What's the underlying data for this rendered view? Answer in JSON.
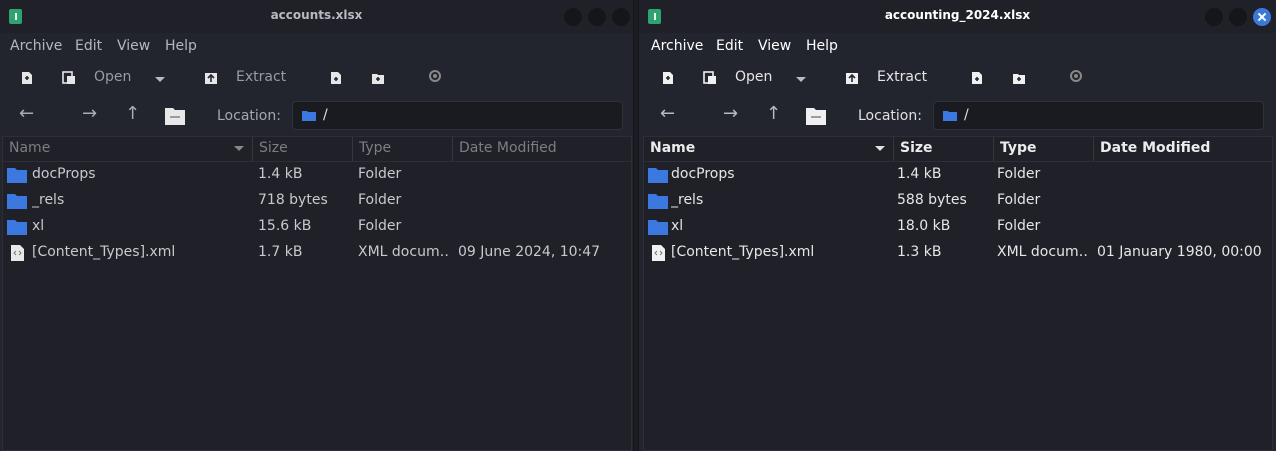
{
  "colors": {
    "window_bg": "#23252e",
    "titlebar_bg": "#1f2028",
    "accent": "#3b79d8",
    "folder": "#3b79e0",
    "app_icon": "#2ea36f"
  },
  "windows": [
    {
      "id": "left",
      "active": false,
      "title": "accounts.xlsx",
      "menu": [
        "Archive",
        "Edit",
        "View",
        "Help"
      ],
      "toolbar": {
        "open_label": "Open",
        "extract_label": "Extract"
      },
      "location": {
        "label": "Location:",
        "value": "/"
      },
      "columns": [
        "Name",
        "Size",
        "Type",
        "Date Modified"
      ],
      "rows": [
        {
          "name": "docProps",
          "size": "1.4 kB",
          "type": "Folder",
          "date": "",
          "icon": "folder-icon"
        },
        {
          "name": "_rels",
          "size": "718 bytes",
          "type": "Folder",
          "date": "",
          "icon": "folder-icon"
        },
        {
          "name": "xl",
          "size": "15.6 kB",
          "type": "Folder",
          "date": "",
          "icon": "folder-icon"
        },
        {
          "name": "[Content_Types].xml",
          "size": "1.7 kB",
          "type": "XML docum…",
          "date": "09 June 2024, 10:47",
          "icon": "xml-file-icon"
        }
      ]
    },
    {
      "id": "right",
      "active": true,
      "title": "accounting_2024.xlsx",
      "menu": [
        "Archive",
        "Edit",
        "View",
        "Help"
      ],
      "toolbar": {
        "open_label": "Open",
        "extract_label": "Extract"
      },
      "location": {
        "label": "Location:",
        "value": "/"
      },
      "columns": [
        "Name",
        "Size",
        "Type",
        "Date Modified"
      ],
      "rows": [
        {
          "name": "docProps",
          "size": "1.4 kB",
          "type": "Folder",
          "date": "",
          "icon": "folder-icon"
        },
        {
          "name": "_rels",
          "size": "588 bytes",
          "type": "Folder",
          "date": "",
          "icon": "folder-icon"
        },
        {
          "name": "xl",
          "size": "18.0 kB",
          "type": "Folder",
          "date": "",
          "icon": "folder-icon"
        },
        {
          "name": "[Content_Types].xml",
          "size": "1.3 kB",
          "type": "XML docum…",
          "date": "01 January 1980, 00:00",
          "icon": "xml-file-icon"
        }
      ]
    }
  ]
}
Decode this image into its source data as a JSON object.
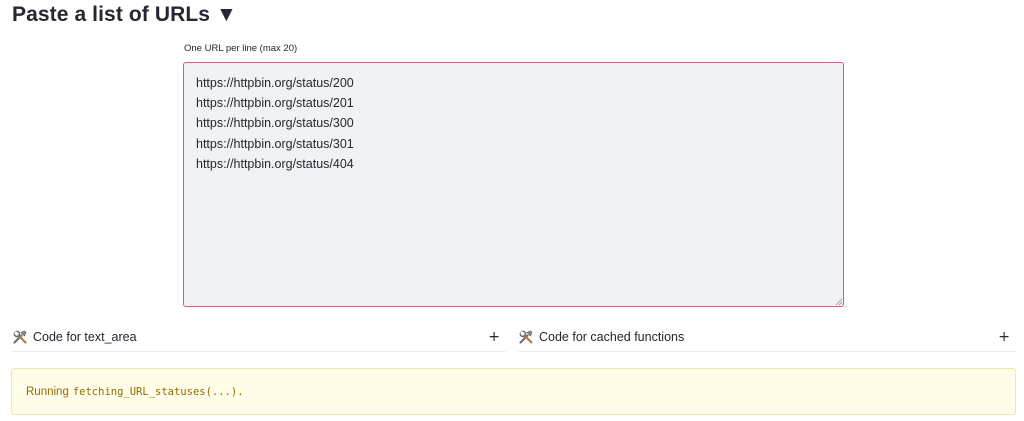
{
  "header": {
    "title": "Paste a list of URLs ▼"
  },
  "url_input": {
    "label": "One URL per line (max 20)",
    "value": "https://httpbin.org/status/200\nhttps://httpbin.org/status/201\nhttps://httpbin.org/status/300\nhttps://httpbin.org/status/301\nhttps://httpbin.org/status/404",
    "accent_color": "#f04e7a"
  },
  "expanders": [
    {
      "label": "Code for text_area",
      "icon": "hammer-and-wrench-icon",
      "toggle": "+"
    },
    {
      "label": "Code for cached functions",
      "icon": "hammer-and-wrench-icon",
      "toggle": "+"
    }
  ],
  "status_alert": {
    "prefix": "Running",
    "code": "fetching_URL_statuses(...).",
    "background": "#fffce7",
    "text_color": "#926c05"
  }
}
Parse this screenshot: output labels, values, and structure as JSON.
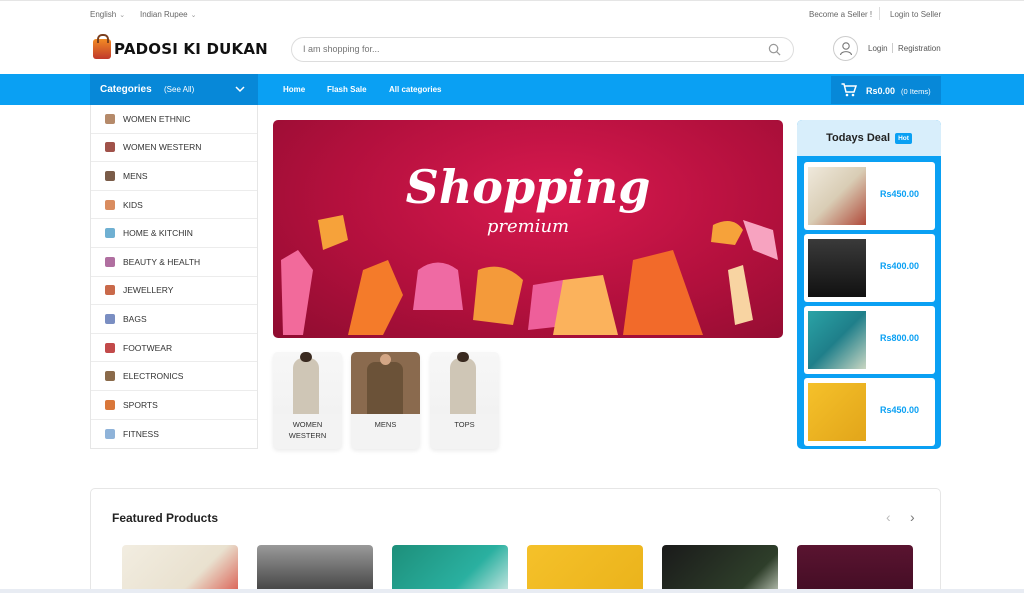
{
  "topbar": {
    "language": "English",
    "currency": "Indian Rupee",
    "become_seller": "Become a Seller !",
    "login_seller": "Login to Seller"
  },
  "header": {
    "logo_text": "PADOSI KI DUKAN",
    "search_placeholder": "I am shopping for...",
    "login": "Login",
    "registration": "Registration"
  },
  "nav": {
    "categories_title": "Categories",
    "see_all": "(See All)",
    "links": [
      "Home",
      "Flash Sale",
      "All categories"
    ],
    "cart_amount": "Rs0.00",
    "cart_items": "(0 Items)"
  },
  "sidebar": {
    "items": [
      {
        "label": "WOMEN ETHNIC",
        "icon": "saree-icon",
        "color": "#b58a6a"
      },
      {
        "label": "WOMEN WESTERN",
        "icon": "dress-icon",
        "color": "#a0524a"
      },
      {
        "label": "MENS",
        "icon": "man-icon",
        "color": "#7a5c48"
      },
      {
        "label": "KIDS",
        "icon": "kid-icon",
        "color": "#d98c5f"
      },
      {
        "label": "HOME & KITCHIN",
        "icon": "home-icon",
        "color": "#6fb0d2"
      },
      {
        "label": "BEAUTY & HEALTH",
        "icon": "beauty-icon",
        "color": "#b06fa0"
      },
      {
        "label": "JEWELLERY",
        "icon": "jewel-icon",
        "color": "#c9694a"
      },
      {
        "label": "BAGS",
        "icon": "bag-icon",
        "color": "#7a8ec2"
      },
      {
        "label": "FOOTWEAR",
        "icon": "shoe-icon",
        "color": "#c24a4a"
      },
      {
        "label": "ELECTRONICS",
        "icon": "electronics-icon",
        "color": "#8a6a4a"
      },
      {
        "label": "SPORTS",
        "icon": "sports-icon",
        "color": "#d9773a"
      },
      {
        "label": "FITNESS",
        "icon": "fitness-icon",
        "color": "#8fb3d9"
      }
    ]
  },
  "banner": {
    "title": "Shopping",
    "subtitle": "premium"
  },
  "category_cards": [
    {
      "label": "WOMEN WESTERN"
    },
    {
      "label": "MENS"
    },
    {
      "label": "TOPS"
    }
  ],
  "deal": {
    "title": "Todays Deal",
    "badge": "Hot",
    "items": [
      {
        "price": "Rs450.00"
      },
      {
        "price": "Rs400.00"
      },
      {
        "price": "Rs800.00"
      },
      {
        "price": "Rs450.00"
      }
    ]
  },
  "featured": {
    "title": "Featured Products",
    "prev": "‹",
    "next": "›"
  },
  "colors": {
    "brand_blue": "#0aa0f3",
    "dark_blue": "#0788d8",
    "banner_red": "#b3103d"
  }
}
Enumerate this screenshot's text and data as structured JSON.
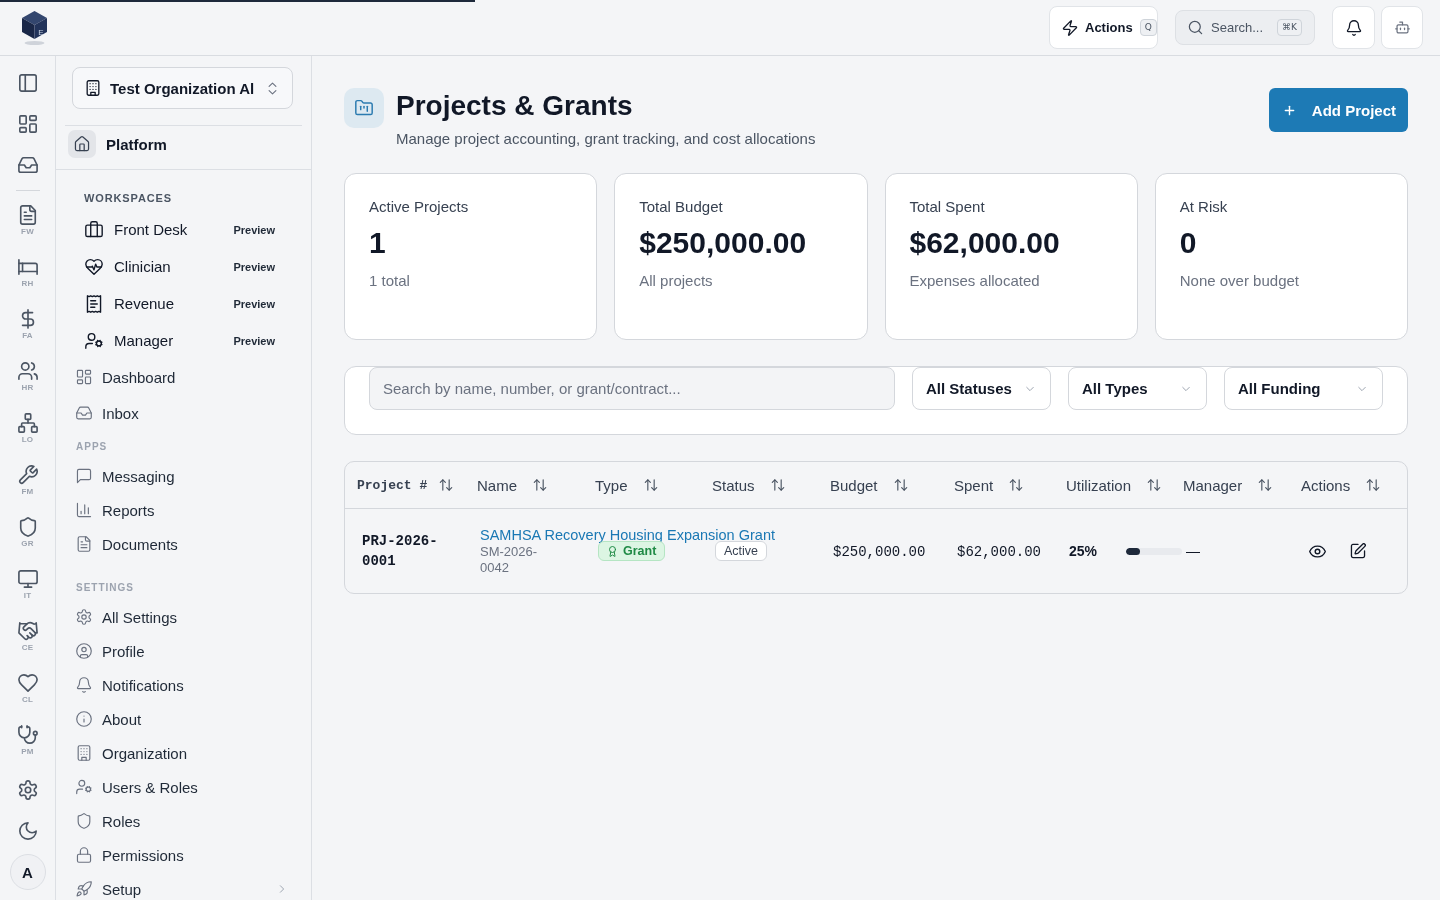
{
  "loading_bar": {
    "level": 0.33
  },
  "topbar": {
    "logo_letter": "E",
    "actions": {
      "label": "Actions",
      "shortcut": "Q"
    },
    "search": {
      "label": "Search...",
      "shortcut": "⌘K"
    }
  },
  "rail": {
    "modules": [
      "FW",
      "RH",
      "FA",
      "HR",
      "LO",
      "FM",
      "GR",
      "IT",
      "CE",
      "CL",
      "PM"
    ],
    "avatar": "A"
  },
  "sidebar": {
    "organization": "Test Organization Al",
    "platform": "Platform",
    "workspaces": {
      "title": "WORKSPACES",
      "items": [
        {
          "label": "Front Desk",
          "badge": "Preview"
        },
        {
          "label": "Clinician",
          "badge": "Preview"
        },
        {
          "label": "Revenue",
          "badge": "Preview"
        },
        {
          "label": "Manager",
          "badge": "Preview"
        }
      ]
    },
    "groups": [
      {
        "items": [
          {
            "label": "Dashboard",
            "kind": "link"
          },
          {
            "label": "Inbox",
            "kind": "link"
          }
        ]
      },
      {
        "title": "APPS",
        "items": [
          {
            "label": "Messaging",
            "kind": "link"
          },
          {
            "label": "Reports",
            "kind": "link"
          },
          {
            "label": "Documents",
            "kind": "link"
          }
        ]
      },
      {
        "title": "SETTINGS",
        "items": [
          {
            "label": "All Settings",
            "kind": "link"
          },
          {
            "label": "Profile",
            "kind": "link"
          },
          {
            "label": "Notifications",
            "kind": "link"
          },
          {
            "label": "About",
            "kind": "link"
          },
          {
            "label": "Organization",
            "kind": "link"
          },
          {
            "label": "Users & Roles",
            "kind": "link"
          },
          {
            "label": "Roles",
            "kind": "link"
          },
          {
            "label": "Permissions",
            "kind": "link"
          },
          {
            "label": "Setup",
            "kind": "group"
          }
        ]
      }
    ]
  },
  "page": {
    "title": "Projects & Grants",
    "subtitle": "Manage project accounting, grant tracking, and cost allocations",
    "add_button": "Add Project"
  },
  "stats": [
    {
      "label": "Active Projects",
      "value": "1",
      "note": "1 total"
    },
    {
      "label": "Total Budget",
      "value": "$250,000.00",
      "note": "All projects"
    },
    {
      "label": "Total Spent",
      "value": "$62,000.00",
      "note": "Expenses allocated"
    },
    {
      "label": "At Risk",
      "value": "0",
      "note": "None over budget"
    }
  ],
  "filters": {
    "search": {
      "placeholder": "Search by name, number, or grant/contract..."
    },
    "selects": [
      "All Statuses",
      "All Types",
      "All Funding"
    ]
  },
  "table": {
    "columns": [
      "Project #",
      "Name",
      "Type",
      "Status",
      "Budget",
      "Spent",
      "Utilization",
      "Manager",
      "Actions"
    ],
    "rows": [
      {
        "number": "PRJ-2026-0001",
        "name": "SAMHSA Recovery Housing Expansion Grant",
        "code": "SM-2026-0042",
        "type": "Grant",
        "status": "Active",
        "budget": "$250,000.00",
        "spent": "$62,000.00",
        "utilization": "25%",
        "level": 0.25,
        "manager": "—"
      }
    ]
  }
}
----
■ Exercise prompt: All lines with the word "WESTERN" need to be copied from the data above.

■ Solved exercise:
        "label": "WOMEN WESTERN",
      "label": "WOMEN WESTERN"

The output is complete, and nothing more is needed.